Entries provided =>

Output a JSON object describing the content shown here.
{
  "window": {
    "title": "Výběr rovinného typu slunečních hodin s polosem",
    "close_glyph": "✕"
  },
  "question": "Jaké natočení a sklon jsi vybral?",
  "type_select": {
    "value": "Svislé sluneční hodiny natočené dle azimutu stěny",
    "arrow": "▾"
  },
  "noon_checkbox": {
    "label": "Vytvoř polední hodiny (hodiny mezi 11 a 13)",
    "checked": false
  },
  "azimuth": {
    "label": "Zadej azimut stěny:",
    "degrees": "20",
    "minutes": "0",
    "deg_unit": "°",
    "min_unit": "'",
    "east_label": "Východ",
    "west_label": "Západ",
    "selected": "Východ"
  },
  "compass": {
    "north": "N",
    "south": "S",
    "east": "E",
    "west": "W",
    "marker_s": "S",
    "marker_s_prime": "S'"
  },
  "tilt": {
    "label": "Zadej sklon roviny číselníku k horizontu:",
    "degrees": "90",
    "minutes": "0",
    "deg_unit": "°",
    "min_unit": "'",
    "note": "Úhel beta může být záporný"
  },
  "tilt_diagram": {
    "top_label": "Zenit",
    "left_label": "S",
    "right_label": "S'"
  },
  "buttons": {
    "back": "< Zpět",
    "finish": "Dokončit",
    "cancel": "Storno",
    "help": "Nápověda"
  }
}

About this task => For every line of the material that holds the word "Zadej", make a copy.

Result of the exercise =>
    "label": "Zadej azimut stěny:",
    "label": "Zadej sklon roviny číselníku k horizontu:",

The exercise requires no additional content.